||File the lien affidavit by the 15th day of the fourth calendar month after job completion or termination. Tex. Prop. Code § 53.052(a).
Send copy to owner within five days. Tex. Prop. Code § 53.055.
|Give written notice by registered or certified mail of
unpaid balance to original contractor by 15th
day of second month after “each month in which all or part of the claimant’s labor was performed or material
delivered.” Tex. Prop. Code § 53.056(b). Give same notice to owner and original contractor by the 15 th day of the third month. Tex. Prop. Code §
53.056(b).File the lien affidavit by the 15th day of the
fourth calendar month after job completion or termination. Tex. Prop. Code § 53.052(a).
Send copy to owner and original contractor within five
days. Tex. Prop. Code § 53.055.
1Fraudulent Lien Law Warning. While many contractors in Texas try to perfect mechanic’s liens without the assistance of a licensed attorney who has studied this area of law, such Do-It-Yourself attempts should be highly discouraged. The mechanic’s lien laws are highly complex. Additionally, under Texas fraudulent lien law (Tex. Civ. Prac. & Rem. Code § 12.002; Tex. Gov’t Code § 51.901(c) and Tex. Penal Code § 32.49), the contractor can incur civil liability of the greater of $10,000.00 or actual damages (no actual damages necessary, See Harris County, Texas v. MERSCORP, Inc., 791 F.3d 545 (5th Cir. 2015); Vanderbilt Mortg. & Fin., Inc. v. Flores, 692 F.3d 358, 370, 372 (5th Cir. 2012)), plus costs and attorney’s fees, and exemplary (punitive) damages. Section 12.002(c) of the Texas Civil Practice and Remedies Code provides some protection to the uninformed lien-filing contractor by stating that “intent to defraud” is required, but “intent to defraud” can arise from claiming a larger amount than what is, in fact, owed (Taylor Elec. Servs. v. Armstrong Elec. Supply Co., 167 S.W.3d 522, 530 (Tex. App.—Fort Worth 2005, no pet.), but see RMDG Construction, LLC, et al. v. Oakwood Custom Homes Group, Ltd., 2014 Tex. App. LEXIS 6032 (Tex. App.—Waco June 5, 2014, no pet.)), refusing to release the lien, among other things (Gray v. Entis Mech. Servs., LLC, 2012 Tex. App. LEXIS 3278 (Tex. App.—Houston [1st Dist.] Apr. 26, 2012, no pet.)), or re-filing a previously released lien (Roberts v. Dixon, No. 12-15-00181-CV, 2016 Tex. App. LEXIS 2449, at *6 (App.—Tyler 2016)). Refusal to release a fraudulent lien is also a Class A misdemeanor. See Tex. Penal Code § 32.49. While courts may differ on what conduct sufficiently demonstrates “intent to defraud,” the wise and prudent contractor should consult with a competent, licensed Texas attorney in conjunction with any attempts to perfect a mechanic’s lien.
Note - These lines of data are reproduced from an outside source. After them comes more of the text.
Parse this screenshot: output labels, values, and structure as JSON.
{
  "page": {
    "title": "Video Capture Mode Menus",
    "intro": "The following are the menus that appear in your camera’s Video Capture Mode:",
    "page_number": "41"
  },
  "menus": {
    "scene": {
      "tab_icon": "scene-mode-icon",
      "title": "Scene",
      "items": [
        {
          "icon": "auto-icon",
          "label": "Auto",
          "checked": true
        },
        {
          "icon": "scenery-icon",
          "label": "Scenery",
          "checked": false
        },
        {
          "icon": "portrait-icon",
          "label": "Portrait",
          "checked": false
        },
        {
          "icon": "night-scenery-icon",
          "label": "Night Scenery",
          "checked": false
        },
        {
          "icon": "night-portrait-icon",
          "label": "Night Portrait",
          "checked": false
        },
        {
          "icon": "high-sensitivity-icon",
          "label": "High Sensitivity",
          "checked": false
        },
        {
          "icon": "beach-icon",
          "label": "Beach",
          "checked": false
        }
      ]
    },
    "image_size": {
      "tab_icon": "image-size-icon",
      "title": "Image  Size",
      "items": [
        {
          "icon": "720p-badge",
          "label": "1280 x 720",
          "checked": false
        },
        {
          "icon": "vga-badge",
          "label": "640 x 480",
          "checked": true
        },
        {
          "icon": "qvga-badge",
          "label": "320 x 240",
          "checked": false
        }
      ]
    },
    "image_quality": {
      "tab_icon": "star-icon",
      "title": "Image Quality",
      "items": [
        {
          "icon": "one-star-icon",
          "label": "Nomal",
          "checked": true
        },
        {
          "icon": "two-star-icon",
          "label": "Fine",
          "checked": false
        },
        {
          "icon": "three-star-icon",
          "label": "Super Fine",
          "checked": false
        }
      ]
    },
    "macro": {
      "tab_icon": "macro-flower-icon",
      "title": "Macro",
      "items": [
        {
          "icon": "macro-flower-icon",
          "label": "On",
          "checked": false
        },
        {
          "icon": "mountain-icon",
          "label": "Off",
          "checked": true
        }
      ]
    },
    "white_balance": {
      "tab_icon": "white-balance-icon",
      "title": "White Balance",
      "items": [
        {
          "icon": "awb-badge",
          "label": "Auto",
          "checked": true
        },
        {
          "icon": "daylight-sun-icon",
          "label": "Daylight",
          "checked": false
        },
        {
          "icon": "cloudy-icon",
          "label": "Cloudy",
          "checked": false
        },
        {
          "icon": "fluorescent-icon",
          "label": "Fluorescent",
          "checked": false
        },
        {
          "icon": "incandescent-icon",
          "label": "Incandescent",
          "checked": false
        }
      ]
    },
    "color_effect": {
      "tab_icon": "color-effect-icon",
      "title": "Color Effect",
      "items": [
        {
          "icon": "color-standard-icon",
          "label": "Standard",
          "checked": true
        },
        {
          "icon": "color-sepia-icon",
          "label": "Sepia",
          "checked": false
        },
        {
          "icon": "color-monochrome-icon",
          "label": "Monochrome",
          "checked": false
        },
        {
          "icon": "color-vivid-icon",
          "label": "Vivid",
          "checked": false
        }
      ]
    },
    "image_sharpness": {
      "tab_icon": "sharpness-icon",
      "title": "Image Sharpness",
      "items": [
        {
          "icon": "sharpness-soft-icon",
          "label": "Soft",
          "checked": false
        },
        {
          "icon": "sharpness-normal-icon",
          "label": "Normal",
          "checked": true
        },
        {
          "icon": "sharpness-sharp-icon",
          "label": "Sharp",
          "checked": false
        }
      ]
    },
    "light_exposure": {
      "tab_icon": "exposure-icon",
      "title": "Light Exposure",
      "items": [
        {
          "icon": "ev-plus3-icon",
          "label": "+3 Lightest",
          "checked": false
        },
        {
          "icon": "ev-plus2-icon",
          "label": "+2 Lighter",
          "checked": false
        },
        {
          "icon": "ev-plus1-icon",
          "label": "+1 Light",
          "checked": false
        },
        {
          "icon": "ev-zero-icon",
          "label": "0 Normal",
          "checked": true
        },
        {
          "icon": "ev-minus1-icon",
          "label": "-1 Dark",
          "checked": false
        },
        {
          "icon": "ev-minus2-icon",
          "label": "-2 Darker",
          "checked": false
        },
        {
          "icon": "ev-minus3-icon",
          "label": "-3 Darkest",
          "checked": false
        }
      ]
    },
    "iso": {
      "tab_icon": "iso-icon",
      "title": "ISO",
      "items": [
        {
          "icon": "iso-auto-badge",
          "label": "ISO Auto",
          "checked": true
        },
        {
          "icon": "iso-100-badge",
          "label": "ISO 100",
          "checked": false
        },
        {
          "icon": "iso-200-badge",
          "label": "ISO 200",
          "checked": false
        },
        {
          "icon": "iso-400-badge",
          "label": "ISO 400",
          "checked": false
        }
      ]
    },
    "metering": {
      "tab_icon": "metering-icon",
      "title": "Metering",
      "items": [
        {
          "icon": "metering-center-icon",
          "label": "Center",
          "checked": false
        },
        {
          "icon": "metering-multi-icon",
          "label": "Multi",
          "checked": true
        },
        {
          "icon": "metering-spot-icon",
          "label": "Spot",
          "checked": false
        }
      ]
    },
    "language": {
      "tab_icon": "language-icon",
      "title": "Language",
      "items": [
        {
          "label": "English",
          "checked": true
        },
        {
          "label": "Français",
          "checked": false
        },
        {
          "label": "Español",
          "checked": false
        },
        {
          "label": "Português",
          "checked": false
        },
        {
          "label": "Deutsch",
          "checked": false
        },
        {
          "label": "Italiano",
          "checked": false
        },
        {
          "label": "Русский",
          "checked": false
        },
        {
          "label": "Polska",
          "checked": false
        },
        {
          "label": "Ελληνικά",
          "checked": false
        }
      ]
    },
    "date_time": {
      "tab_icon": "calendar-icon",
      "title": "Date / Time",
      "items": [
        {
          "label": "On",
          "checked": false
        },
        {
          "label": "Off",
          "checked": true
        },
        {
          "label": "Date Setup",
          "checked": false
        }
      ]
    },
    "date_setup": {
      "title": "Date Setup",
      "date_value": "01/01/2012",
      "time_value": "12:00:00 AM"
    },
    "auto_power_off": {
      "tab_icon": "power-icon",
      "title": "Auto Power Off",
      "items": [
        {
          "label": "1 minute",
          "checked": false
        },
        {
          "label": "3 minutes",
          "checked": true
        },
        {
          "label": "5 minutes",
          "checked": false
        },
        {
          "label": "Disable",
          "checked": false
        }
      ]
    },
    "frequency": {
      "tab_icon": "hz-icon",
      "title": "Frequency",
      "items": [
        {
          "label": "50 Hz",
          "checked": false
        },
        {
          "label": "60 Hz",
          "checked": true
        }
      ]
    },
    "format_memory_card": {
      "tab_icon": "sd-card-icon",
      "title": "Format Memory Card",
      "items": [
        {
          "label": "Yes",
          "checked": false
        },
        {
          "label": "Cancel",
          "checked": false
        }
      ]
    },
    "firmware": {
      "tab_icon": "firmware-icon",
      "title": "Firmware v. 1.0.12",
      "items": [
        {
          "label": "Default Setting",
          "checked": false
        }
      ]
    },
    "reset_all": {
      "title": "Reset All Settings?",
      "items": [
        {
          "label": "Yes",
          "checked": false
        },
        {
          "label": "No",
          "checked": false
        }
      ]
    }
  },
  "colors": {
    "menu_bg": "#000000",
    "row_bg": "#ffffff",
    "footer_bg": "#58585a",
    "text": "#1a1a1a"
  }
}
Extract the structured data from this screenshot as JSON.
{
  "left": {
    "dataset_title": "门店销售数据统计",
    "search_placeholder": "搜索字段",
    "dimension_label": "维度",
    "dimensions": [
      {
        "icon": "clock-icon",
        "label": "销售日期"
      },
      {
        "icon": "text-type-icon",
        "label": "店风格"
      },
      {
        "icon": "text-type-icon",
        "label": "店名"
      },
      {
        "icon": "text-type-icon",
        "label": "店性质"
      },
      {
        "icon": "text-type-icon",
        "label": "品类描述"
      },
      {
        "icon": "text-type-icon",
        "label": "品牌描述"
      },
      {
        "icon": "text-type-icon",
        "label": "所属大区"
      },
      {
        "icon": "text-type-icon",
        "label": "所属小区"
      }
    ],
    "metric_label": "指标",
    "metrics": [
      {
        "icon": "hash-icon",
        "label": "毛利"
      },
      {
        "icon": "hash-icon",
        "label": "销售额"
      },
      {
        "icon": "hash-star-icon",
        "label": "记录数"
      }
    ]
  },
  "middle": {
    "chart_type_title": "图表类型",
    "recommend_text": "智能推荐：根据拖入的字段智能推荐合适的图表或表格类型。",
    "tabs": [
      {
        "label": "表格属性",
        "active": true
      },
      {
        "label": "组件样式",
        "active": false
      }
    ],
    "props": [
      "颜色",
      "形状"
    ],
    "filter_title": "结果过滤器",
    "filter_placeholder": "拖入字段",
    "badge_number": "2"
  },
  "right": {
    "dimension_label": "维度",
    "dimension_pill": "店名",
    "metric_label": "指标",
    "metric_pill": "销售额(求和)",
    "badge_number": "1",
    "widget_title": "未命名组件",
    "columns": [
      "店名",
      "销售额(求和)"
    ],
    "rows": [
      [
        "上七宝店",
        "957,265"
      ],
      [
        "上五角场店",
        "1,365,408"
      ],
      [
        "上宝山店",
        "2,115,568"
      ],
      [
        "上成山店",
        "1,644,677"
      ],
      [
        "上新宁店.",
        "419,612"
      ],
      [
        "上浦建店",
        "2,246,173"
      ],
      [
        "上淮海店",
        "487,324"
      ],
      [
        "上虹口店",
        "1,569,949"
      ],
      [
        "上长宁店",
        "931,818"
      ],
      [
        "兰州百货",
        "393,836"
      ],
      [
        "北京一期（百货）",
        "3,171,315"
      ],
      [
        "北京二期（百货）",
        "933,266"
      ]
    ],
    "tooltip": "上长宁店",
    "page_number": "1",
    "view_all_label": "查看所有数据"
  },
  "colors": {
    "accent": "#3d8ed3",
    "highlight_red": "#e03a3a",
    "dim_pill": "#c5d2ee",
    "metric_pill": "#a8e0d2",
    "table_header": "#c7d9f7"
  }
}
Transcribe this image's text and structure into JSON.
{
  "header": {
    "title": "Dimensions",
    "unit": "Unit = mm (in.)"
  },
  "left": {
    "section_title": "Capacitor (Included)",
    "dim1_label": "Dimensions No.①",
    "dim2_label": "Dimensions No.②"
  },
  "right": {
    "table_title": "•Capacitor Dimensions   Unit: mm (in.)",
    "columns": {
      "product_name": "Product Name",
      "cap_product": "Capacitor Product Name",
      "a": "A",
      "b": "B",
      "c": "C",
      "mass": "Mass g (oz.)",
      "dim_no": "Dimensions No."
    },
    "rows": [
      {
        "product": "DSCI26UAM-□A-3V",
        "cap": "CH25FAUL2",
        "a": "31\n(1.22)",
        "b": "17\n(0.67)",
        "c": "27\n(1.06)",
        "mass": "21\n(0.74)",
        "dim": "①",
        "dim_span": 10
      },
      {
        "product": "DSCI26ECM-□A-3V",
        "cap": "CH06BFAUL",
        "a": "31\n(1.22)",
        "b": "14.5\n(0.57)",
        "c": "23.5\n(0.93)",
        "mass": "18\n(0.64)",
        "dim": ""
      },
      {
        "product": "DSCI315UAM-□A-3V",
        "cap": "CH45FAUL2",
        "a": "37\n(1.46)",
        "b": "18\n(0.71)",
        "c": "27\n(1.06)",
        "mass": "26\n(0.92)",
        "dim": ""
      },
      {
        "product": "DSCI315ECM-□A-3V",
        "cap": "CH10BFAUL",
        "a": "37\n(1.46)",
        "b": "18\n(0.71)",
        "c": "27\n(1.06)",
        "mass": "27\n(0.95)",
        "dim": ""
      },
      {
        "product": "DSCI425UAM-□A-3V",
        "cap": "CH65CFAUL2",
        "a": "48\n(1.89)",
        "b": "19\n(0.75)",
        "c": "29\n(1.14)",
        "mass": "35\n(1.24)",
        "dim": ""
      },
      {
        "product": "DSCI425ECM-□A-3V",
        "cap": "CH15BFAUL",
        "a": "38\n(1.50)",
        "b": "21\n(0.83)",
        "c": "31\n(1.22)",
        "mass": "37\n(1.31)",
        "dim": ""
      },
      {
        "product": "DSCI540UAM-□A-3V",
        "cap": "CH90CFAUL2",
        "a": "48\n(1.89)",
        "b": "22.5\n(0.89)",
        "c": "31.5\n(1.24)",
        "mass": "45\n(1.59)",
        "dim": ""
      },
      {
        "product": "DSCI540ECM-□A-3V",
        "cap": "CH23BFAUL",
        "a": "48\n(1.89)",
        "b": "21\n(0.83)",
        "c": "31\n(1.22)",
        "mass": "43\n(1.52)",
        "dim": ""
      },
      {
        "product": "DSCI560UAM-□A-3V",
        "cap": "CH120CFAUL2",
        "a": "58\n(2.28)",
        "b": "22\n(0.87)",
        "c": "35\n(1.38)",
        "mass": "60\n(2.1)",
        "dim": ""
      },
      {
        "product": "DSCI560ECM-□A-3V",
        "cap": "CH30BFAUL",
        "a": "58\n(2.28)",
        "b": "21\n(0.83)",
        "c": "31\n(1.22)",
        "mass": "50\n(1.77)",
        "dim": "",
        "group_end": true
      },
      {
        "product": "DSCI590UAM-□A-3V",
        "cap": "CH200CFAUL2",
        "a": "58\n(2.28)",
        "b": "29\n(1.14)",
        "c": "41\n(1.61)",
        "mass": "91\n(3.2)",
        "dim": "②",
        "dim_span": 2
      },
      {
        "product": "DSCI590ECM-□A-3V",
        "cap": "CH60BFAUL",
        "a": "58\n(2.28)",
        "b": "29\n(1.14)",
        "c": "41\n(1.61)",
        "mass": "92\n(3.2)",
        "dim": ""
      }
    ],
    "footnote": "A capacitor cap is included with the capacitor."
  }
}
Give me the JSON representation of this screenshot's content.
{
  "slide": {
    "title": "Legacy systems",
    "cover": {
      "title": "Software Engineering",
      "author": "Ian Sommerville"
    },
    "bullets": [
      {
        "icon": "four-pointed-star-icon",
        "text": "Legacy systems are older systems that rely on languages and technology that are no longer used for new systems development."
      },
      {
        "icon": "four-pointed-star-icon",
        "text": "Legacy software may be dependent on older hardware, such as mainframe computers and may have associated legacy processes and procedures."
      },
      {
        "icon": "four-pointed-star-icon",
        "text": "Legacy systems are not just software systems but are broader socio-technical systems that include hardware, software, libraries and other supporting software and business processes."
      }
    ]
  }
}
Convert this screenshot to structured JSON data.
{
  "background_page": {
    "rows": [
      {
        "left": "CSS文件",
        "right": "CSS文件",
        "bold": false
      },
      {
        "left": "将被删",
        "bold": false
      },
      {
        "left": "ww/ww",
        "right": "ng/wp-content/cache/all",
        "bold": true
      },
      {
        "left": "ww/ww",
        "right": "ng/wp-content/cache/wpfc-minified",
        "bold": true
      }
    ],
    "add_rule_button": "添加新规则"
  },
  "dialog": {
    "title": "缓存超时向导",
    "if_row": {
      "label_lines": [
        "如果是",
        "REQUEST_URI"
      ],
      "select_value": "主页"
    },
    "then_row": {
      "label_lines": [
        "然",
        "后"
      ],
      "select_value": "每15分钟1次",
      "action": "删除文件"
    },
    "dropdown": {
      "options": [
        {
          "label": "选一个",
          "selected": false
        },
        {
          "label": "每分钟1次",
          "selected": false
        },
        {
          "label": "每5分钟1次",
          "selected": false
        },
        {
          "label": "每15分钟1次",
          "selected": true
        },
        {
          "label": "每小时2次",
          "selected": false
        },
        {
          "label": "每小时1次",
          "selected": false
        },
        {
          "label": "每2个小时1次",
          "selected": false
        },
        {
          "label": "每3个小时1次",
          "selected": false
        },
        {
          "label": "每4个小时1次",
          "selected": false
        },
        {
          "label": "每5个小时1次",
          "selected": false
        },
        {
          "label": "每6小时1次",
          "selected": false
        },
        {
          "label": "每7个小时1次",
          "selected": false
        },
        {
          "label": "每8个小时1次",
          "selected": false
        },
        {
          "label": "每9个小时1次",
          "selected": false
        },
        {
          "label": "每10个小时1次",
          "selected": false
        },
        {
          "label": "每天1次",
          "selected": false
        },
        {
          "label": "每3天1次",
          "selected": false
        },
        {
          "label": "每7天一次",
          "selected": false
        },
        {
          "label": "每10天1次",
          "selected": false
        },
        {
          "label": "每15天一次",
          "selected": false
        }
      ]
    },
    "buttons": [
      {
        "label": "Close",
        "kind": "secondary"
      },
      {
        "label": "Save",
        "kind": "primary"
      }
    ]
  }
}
Copyright 2017, Ian Ghrist, All Rights Reserved.
Disclaimer: This blog is for informational purposes only. Do not rely on any part of this blog as legal advice. Instead, seek out the advice of a licensed attorney. Also, this information may be out-of-date.